# INSTRUCTIONS FOR THE TASK:
Line by line, copy out the entries exactly and leave the pictures behind.

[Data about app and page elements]
=== Begin Enclosure ===
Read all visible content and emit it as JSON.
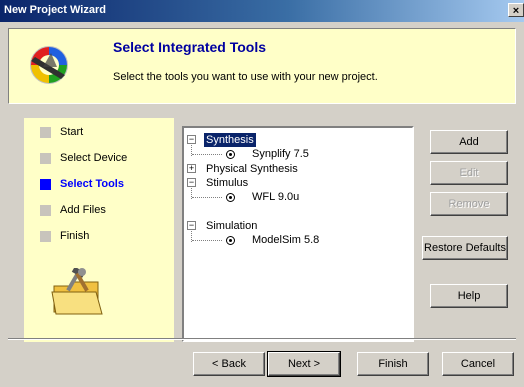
{
  "window": {
    "title": "New Project Wizard",
    "close_glyph": "×"
  },
  "header": {
    "title": "Select Integrated Tools",
    "subtitle": "Select the tools you want to use with your new project.",
    "logo_icon": "wizard-logo-icon"
  },
  "steps": [
    {
      "label": "Start",
      "active": false
    },
    {
      "label": "Select Device",
      "active": false
    },
    {
      "label": "Select Tools",
      "active": true
    },
    {
      "label": "Add Files",
      "active": false
    },
    {
      "label": "Finish",
      "active": false
    }
  ],
  "tree": {
    "items": [
      {
        "label": "Synthesis",
        "expanded": true,
        "selected": true,
        "children": [
          {
            "label": "Synplify 7.5"
          }
        ]
      },
      {
        "label": "Physical Synthesis",
        "expanded": false,
        "selected": false,
        "children": []
      },
      {
        "label": "Stimulus",
        "expanded": true,
        "selected": false,
        "children": [
          {
            "label": "WFL 9.0u"
          }
        ]
      },
      {
        "label": "Simulation",
        "expanded": true,
        "selected": false,
        "children": [
          {
            "label": "ModelSim 5.8"
          }
        ]
      }
    ]
  },
  "side_buttons": {
    "add": "Add",
    "edit": "Edit",
    "remove": "Remove",
    "restore": "Restore Defaults",
    "help": "Help"
  },
  "footer_buttons": {
    "back": "< Back",
    "next": "Next >",
    "finish": "Finish",
    "cancel": "Cancel"
  },
  "colors": {
    "header_bg": "#ffffc8",
    "title_blue": "#0000a0",
    "active_step": "#0000ff",
    "selection": "#0a246a"
  }
}
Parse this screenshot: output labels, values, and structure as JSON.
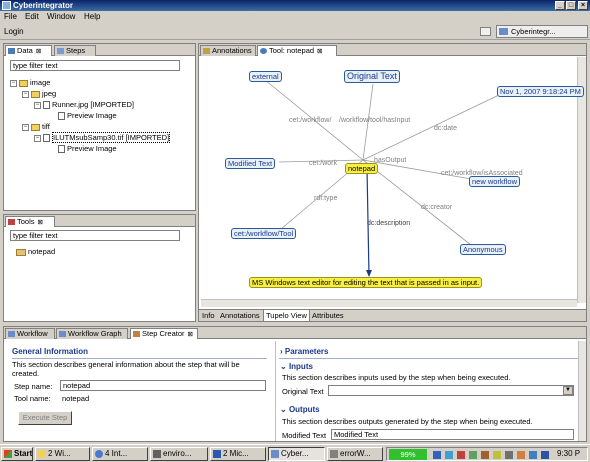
{
  "window": {
    "title": "Cyberintegrator",
    "controls": [
      "_",
      "□",
      "×"
    ]
  },
  "menu": [
    "File",
    "Edit",
    "Window",
    "Help"
  ],
  "toolbar": {
    "login": "Login",
    "perspective": "Cyberintegr..."
  },
  "data_panel": {
    "tabs": [
      {
        "label": "Data",
        "close": "⊠"
      },
      {
        "label": "Steps"
      }
    ],
    "filter_placeholder": "type filter text",
    "tree": [
      {
        "label": "image"
      },
      {
        "label": "jpeg"
      },
      {
        "label": "Runner.jpg [IMPORTED]"
      },
      {
        "label": "Preview Image"
      },
      {
        "label": "tiff"
      },
      {
        "label": "ILUTMsubSamp30.tif [IMPORTED]"
      },
      {
        "label": "Preview Image"
      }
    ]
  },
  "tools_panel": {
    "tab": "Tools",
    "close": "⊠",
    "filter_placeholder": "type filter text",
    "items": [
      "notepad"
    ]
  },
  "graph_panel": {
    "tabs": [
      {
        "label": "Annotations"
      },
      {
        "label": "Tool: notepad",
        "close": "⊠"
      }
    ],
    "nodes": {
      "center": "notepad",
      "external": "external",
      "original_text": "Original Text",
      "date": "Nov 1, 2007 9:18:24 PM",
      "modified_text": "Modified Text",
      "new_workflow": "new workflow",
      "workflow_tool": "cet:/workflow/Tool",
      "anonymous": "Anonymous",
      "description": "MS Windows text editor for editing the text that is passed in as input."
    },
    "edge_labels": {
      "e1": "cet:/workflow/",
      "e2": "/workflow/tool/hasInput",
      "e3": "dc:date",
      "e4": "cet:/work",
      "e5": "hasOutput",
      "e6": "cet:/workflow/isAssociated",
      "e7": "rdf:type",
      "e8": "dc:creator",
      "e9": "dc:description"
    },
    "bottom_tabs": [
      "Info",
      "Annotations",
      "Tupelo View",
      "Attributes"
    ]
  },
  "bottom_panel": {
    "tabs": [
      {
        "label": "Workflow"
      },
      {
        "label": "Workflow Graph"
      },
      {
        "label": "Step Creator",
        "close": "⊠"
      }
    ],
    "general": {
      "title": "General Information",
      "desc": "This section describes general information about the step that will be created.",
      "step_name_label": "Step name:",
      "step_name_value": "notepad",
      "tool_name_label": "Tool name:",
      "tool_name_value": "notepad",
      "execute": "Execute Step"
    },
    "parameters": "Parameters",
    "inputs": {
      "title": "Inputs",
      "desc": "This section describes inputs used by the step when being executed.",
      "field_label": "Original Text"
    },
    "outputs": {
      "title": "Outputs",
      "desc": "This section describes outputs generated by the step when being executed.",
      "field_label": "Modified Text",
      "field_value": "Modified Text"
    }
  },
  "taskbar": {
    "start": "Start",
    "tasks": [
      "2 Wi...",
      "4 Int...",
      "enviro...",
      "2 Mic...",
      "Cyber...",
      "errorW..."
    ],
    "battery": "99%",
    "time": "9:30 P"
  }
}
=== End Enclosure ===
# PROBLEM SOLUTION:
Read all visible content and emit it as JSON.
{
  "window": {
    "title": "New Project Wizard",
    "close_glyph": "×"
  },
  "header": {
    "title": "Select Integrated Tools",
    "subtitle": "Select the tools you want to use with your new project.",
    "logo_icon": "wizard-logo-icon"
  },
  "steps": [
    {
      "label": "Start",
      "active": false
    },
    {
      "label": "Select Device",
      "active": false
    },
    {
      "label": "Select Tools",
      "active": true
    },
    {
      "label": "Add Files",
      "active": false
    },
    {
      "label": "Finish",
      "active": false
    }
  ],
  "tree": {
    "items": [
      {
        "label": "Synthesis",
        "expanded": true,
        "selected": true,
        "children": [
          {
            "label": "Synplify 7.5"
          }
        ]
      },
      {
        "label": "Physical Synthesis",
        "expanded": false,
        "selected": false,
        "children": []
      },
      {
        "label": "Stimulus",
        "expanded": true,
        "selected": false,
        "children": [
          {
            "label": "WFL 9.0u"
          }
        ]
      },
      {
        "label": "Simulation",
        "expanded": true,
        "selected": false,
        "children": [
          {
            "label": "ModelSim 5.8"
          }
        ]
      }
    ]
  },
  "side_buttons": {
    "add": "Add",
    "edit": "Edit",
    "remove": "Remove",
    "restore": "Restore Defaults",
    "help": "Help"
  },
  "footer_buttons": {
    "back": "< Back",
    "next": "Next >",
    "finish": "Finish",
    "cancel": "Cancel"
  },
  "colors": {
    "header_bg": "#ffffc8",
    "title_blue": "#0000a0",
    "active_step": "#0000ff",
    "selection": "#0a246a"
  }
}
Parse this screenshot: output labels, values, and structure as JSON.
{
  "window": {
    "title": "Cyberintegrator",
    "controls": [
      "_",
      "□",
      "×"
    ]
  },
  "menu": [
    "File",
    "Edit",
    "Window",
    "Help"
  ],
  "toolbar": {
    "login": "Login",
    "perspective": "Cyberintegr..."
  },
  "data_panel": {
    "tabs": [
      {
        "label": "Data",
        "close": "⊠"
      },
      {
        "label": "Steps"
      }
    ],
    "filter_placeholder": "type filter text",
    "tree": [
      {
        "label": "image"
      },
      {
        "label": "jpeg"
      },
      {
        "label": "Runner.jpg [IMPORTED]"
      },
      {
        "label": "Preview Image"
      },
      {
        "label": "tiff"
      },
      {
        "label": "ILUTMsubSamp30.tif [IMPORTED]"
      },
      {
        "label": "Preview Image"
      }
    ]
  },
  "tools_panel": {
    "tab": "Tools",
    "close": "⊠",
    "filter_placeholder": "type filter text",
    "items": [
      "notepad"
    ]
  },
  "graph_panel": {
    "tabs": [
      {
        "label": "Annotations"
      },
      {
        "label": "Tool: notepad",
        "close": "⊠"
      }
    ],
    "nodes": {
      "center": "notepad",
      "external": "external",
      "original_text": "Original Text",
      "date": "Nov 1, 2007 9:18:24 PM",
      "modified_text": "Modified Text",
      "new_workflow": "new workflow",
      "workflow_tool": "cet:/workflow/Tool",
      "anonymous": "Anonymous",
      "description": "MS Windows text editor for editing the text that is passed in as input."
    },
    "edge_labels": {
      "e1": "cet:/workflow/",
      "e2": "/workflow/tool/hasInput",
      "e3": "dc:date",
      "e4": "cet:/work",
      "e5": "hasOutput",
      "e6": "cet:/workflow/isAssociated",
      "e7": "rdf:type",
      "e8": "dc:creator",
      "e9": "dc:description"
    },
    "bottom_tabs": [
      "Info",
      "Annotations",
      "Tupelo View",
      "Attributes"
    ]
  },
  "bottom_panel": {
    "tabs": [
      {
        "label": "Workflow"
      },
      {
        "label": "Workflow Graph"
      },
      {
        "label": "Step Creator",
        "close": "⊠"
      }
    ],
    "general": {
      "title": "General Information",
      "desc": "This section describes general information about the step that will be created.",
      "step_name_label": "Step name:",
      "step_name_value": "notepad",
      "tool_name_label": "Tool name:",
      "tool_name_value": "notepad",
      "execute": "Execute Step"
    },
    "parameters": "Parameters",
    "inputs": {
      "title": "Inputs",
      "desc": "This section describes inputs used by the step when being executed.",
      "field_label": "Original Text"
    },
    "outputs": {
      "title": "Outputs",
      "desc": "This section describes outputs generated by the step when being executed.",
      "field_label": "Modified Text",
      "field_value": "Modified Text"
    }
  },
  "taskbar": {
    "start": "Start",
    "tasks": [
      "2 Wi...",
      "4 Int...",
      "enviro...",
      "2 Mic...",
      "Cyber...",
      "errorW..."
    ],
    "battery": "99%",
    "time": "9:30 P"
  }
}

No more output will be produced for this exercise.